More importantly, AI models have developed the ability to “reason” about these multimodal inputs. For example, Google demonstrated at I/O how its Gemini chatbot can help a user plan an upcoming trip. It starts by extracting the trip logistics (flights, hotels, etc.) from emailed reservations in the user’s Gmail; then, after gathering some information about the user’s interests, decides which activities might best fit within the available time, given their location (based on Google Maps data) relative to the user’s hotel.

In their respective demos, both ChatGPT and Gemini were shown math problems written on a white board and asked for help in working them out.  Both companies demonstrated their chatbots reading computer code off a screen and analyzing it, for example. In fact, computer code may be the key to understanding how these AI models are now gaining the ability to reason and make judgments.

“When we trained the model with code, we learned that it got better at reasoning and math because code is a type of language that encodes logic,” said Sissie Hsiao, vice president at Google and general manager for Gemini, during an interview with Fast Company on Monday. “By teaching the model not just poetry, but things like code and other things that have structure and scientific reasoning inside them, it seems that what emerges is an ability to reason.”

It’s likely that we’ll look back at this week and recognize it as a time when consumer AI chatbots became more sensory, more reasonable, and even gained some emotional intelligence. Our AI helpers are still a work in progress but they’re clearly leaving their embryonic phase.


OpenAI is the poster child for the current AI boom. It’s also seen ongoing drama around its executive ranks. Most recently, OpenAI cofounder Ilya Sutskever—someone who played a key role in ChatGPT’s blazing-fast ascent—announced he’d be leaving the company.

Sutskever is an idealist and a true believer that the benefits and control of AI should be widely distributed over lots of people—not concentrated in the hands of a few. He’s also deeply concerned about the societal risks AI poses and is cautious about exposing the technology in new products. Sutskever lost a power struggle to maintain those ideals within the everyday operations of the company. As the company took on more investment and began making a lot of money, forces led by Sam Altman (and the company’s backers, including Microsoft) made sure the company locked away its research advances from the rest of the AI community, and focused more of its time and effort on productizing and selling the fruits of the research.
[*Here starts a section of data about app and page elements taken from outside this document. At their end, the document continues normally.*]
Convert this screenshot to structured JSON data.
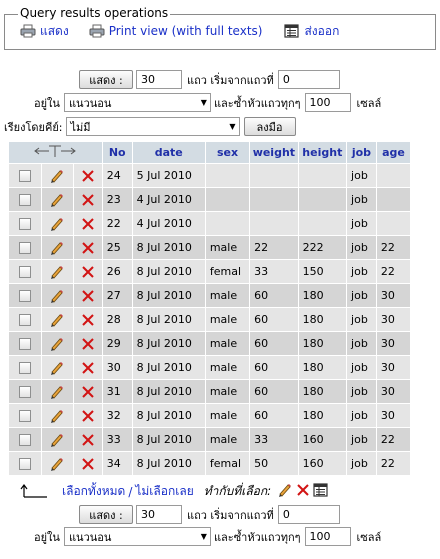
{
  "query_ops": {
    "legend": "Query results operations",
    "show_label": "แสดง",
    "print_label": "Print view (with full texts)",
    "export_label": "ส่งออก"
  },
  "nav_top": {
    "show_button": "แสดง :",
    "rows_value": "30",
    "start_label": "แถว เริ่มจากแถวที่",
    "start_value": "0",
    "in_label": "อยู่ใน",
    "mode_value": "แนวนอน",
    "repeat_label": "และซ้ำหัวแถวทุกๆ",
    "repeat_value": "100",
    "cells_label": "เซลล์"
  },
  "sort": {
    "label": "เรียงโดยคีย์:",
    "value": "ไม่มี",
    "go_button": "ลงมือ"
  },
  "table": {
    "headers": [
      "No",
      "date",
      "sex",
      "weight",
      "height",
      "job",
      "age"
    ],
    "rows": [
      [
        "24",
        "5 Jul 2010",
        "",
        "",
        "",
        "job",
        ""
      ],
      [
        "23",
        "4 Jul 2010",
        "",
        "",
        "",
        "job",
        ""
      ],
      [
        "22",
        "4 Jul 2010",
        "",
        "",
        "",
        "job",
        ""
      ],
      [
        "25",
        "8 Jul 2010",
        "male",
        "22",
        "222",
        "job",
        "22"
      ],
      [
        "26",
        "8 Jul 2010",
        "femal",
        "33",
        "150",
        "job",
        "22"
      ],
      [
        "27",
        "8 Jul 2010",
        "male",
        "60",
        "180",
        "job",
        "30"
      ],
      [
        "28",
        "8 Jul 2010",
        "male",
        "60",
        "180",
        "job",
        "30"
      ],
      [
        "29",
        "8 Jul 2010",
        "male",
        "60",
        "180",
        "job",
        "30"
      ],
      [
        "30",
        "8 Jul 2010",
        "male",
        "60",
        "180",
        "job",
        "30"
      ],
      [
        "31",
        "8 Jul 2010",
        "male",
        "60",
        "180",
        "job",
        "30"
      ],
      [
        "32",
        "8 Jul 2010",
        "male",
        "60",
        "180",
        "job",
        "30"
      ],
      [
        "33",
        "8 Jul 2010",
        "male",
        "33",
        "160",
        "job",
        "22"
      ],
      [
        "34",
        "8 Jul 2010",
        "femal",
        "50",
        "160",
        "job",
        "22"
      ]
    ]
  },
  "bottom": {
    "check_all": "เลือกทั้งหมด",
    "separator": "/",
    "uncheck_all": "ไม่เลือกเลย",
    "with_selected": "ทำกับที่เลือก:"
  },
  "nav_bottom": {
    "show_button": "แสดง :",
    "rows_value": "30",
    "start_label": "แถว เริ่มจากแถวที่",
    "start_value": "0",
    "in_label": "อยู่ใน",
    "mode_value": "แนวนอน",
    "repeat_label": "และซ้ำหัวแถวทุกๆ",
    "repeat_value": "100",
    "cells_label": "เซลล์"
  },
  "colors": {
    "header_bg": "#d3dce3",
    "header_text": "#2030a8",
    "row_odd": "#e5e5e5",
    "row_even": "#d5d5d5",
    "link": "#1a30c8",
    "delete_x": "#d21414"
  },
  "icons": [
    "printer-icon",
    "export-icon",
    "pencil-icon",
    "delete-x-icon",
    "arrow-up-left-icon"
  ]
}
This all came to a head last November when Sutskever led the OpenAI board to oust Altman. For one long weekend, Sutskever’s slow-and-safe approach to running OpenAI won out. But Atman soon returned. And Sutskever’s silence, or exile, or both, began. “Where’s Ilya” and “What did Ilya see?” became popular refrains on X (previouslyTwitter). And now, an important counterbalance to Altman’s aggressive approach to releasing new AI into the wild is gone.
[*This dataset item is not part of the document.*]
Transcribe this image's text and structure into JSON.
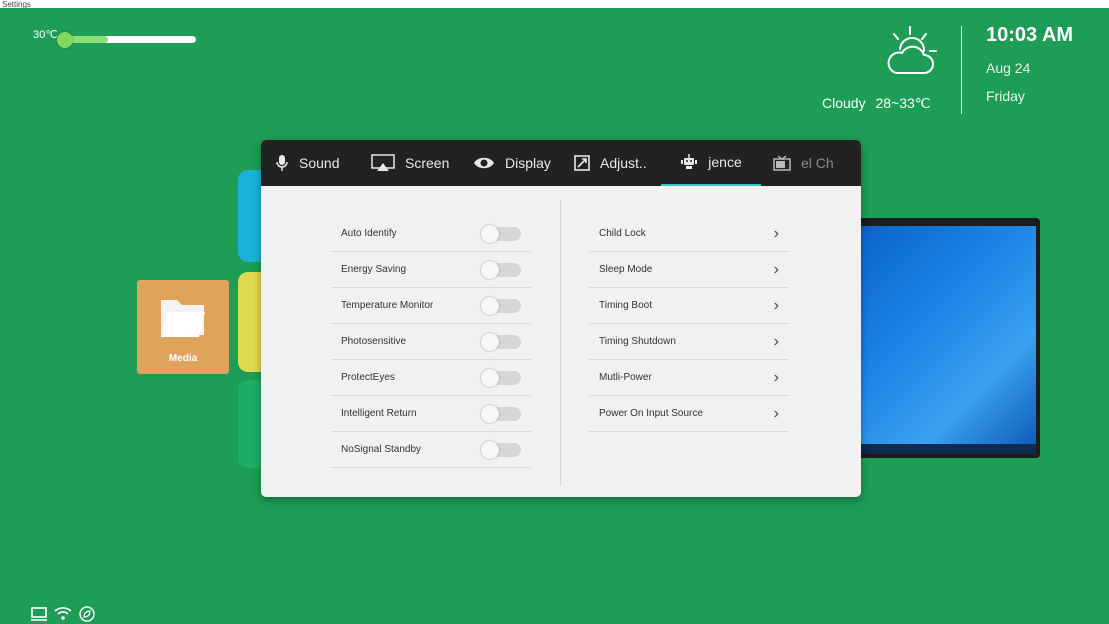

Maybe Gartner was right when it predicted that traditional web search volume will drop 25% by 2026. Over the past week, we saw the resurgence of rumors that OpenAI is about to launch an AI-native search engine. And, most importantly, we saw Google announce that its version of AI search will now be a regular part of its storied search service, which has been the dominant way of finding stuff on the web for decades.

All of this set the stage nicely for the publication of Fast Company’s in-depth feature on Perplexity, the AI startup that arguably beat everyone to the punch on AI-native search. It’s a story of how and why a small group of brilliant twentysomethings came to raise a challenge to Google’s decades-long stranglehold over the $300 billion search business.
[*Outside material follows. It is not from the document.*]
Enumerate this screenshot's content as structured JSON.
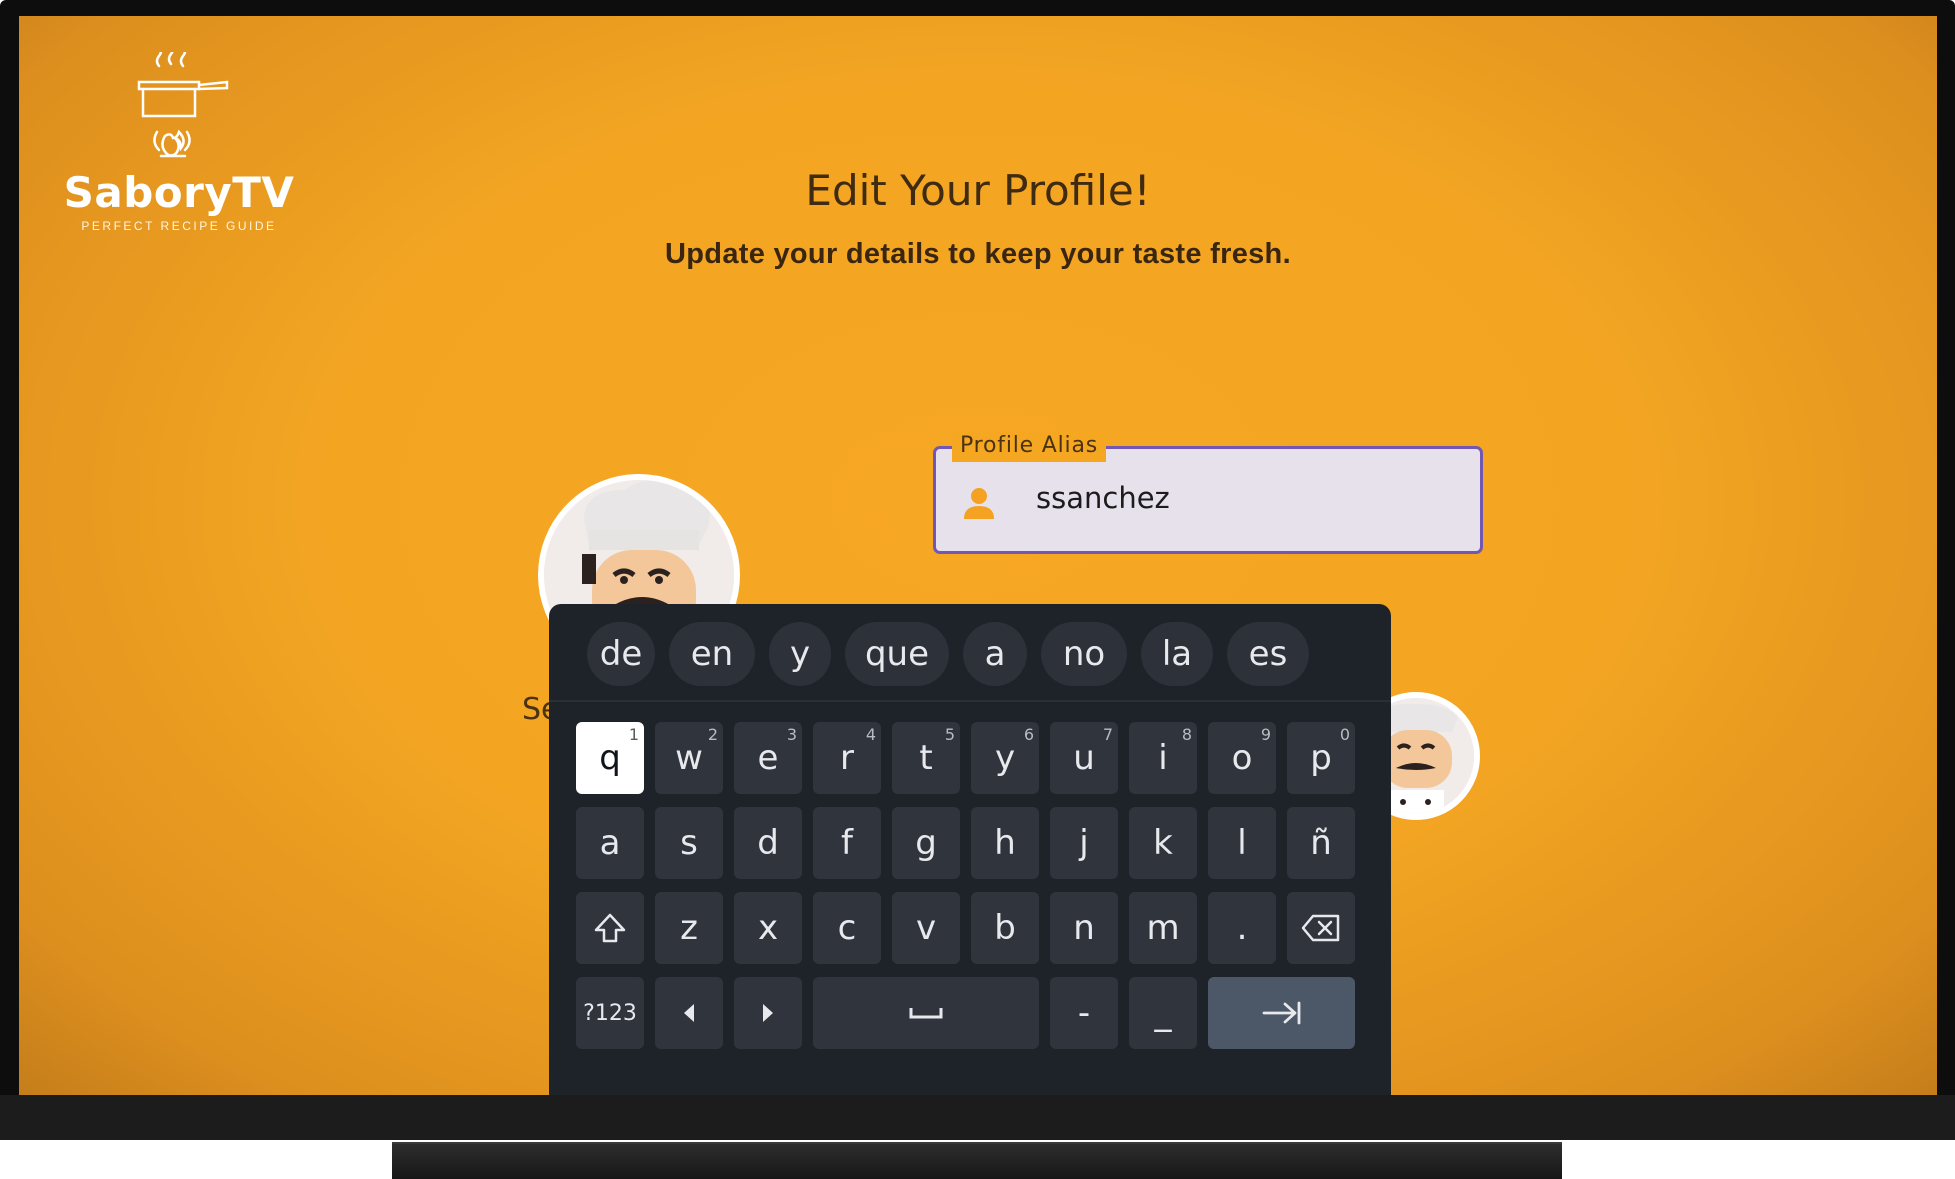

  Be in the Know. Subscribe to our Newsletters.


Mark Sullivan is a senior writer at Fast Company, covering emerging tech, AI, and tech policy. Before coming to Fast Company in January 2016, Sullivan wrote for VentureBeat, Light Reading, CNET, Wired, and PCWorld More

More Top Stories: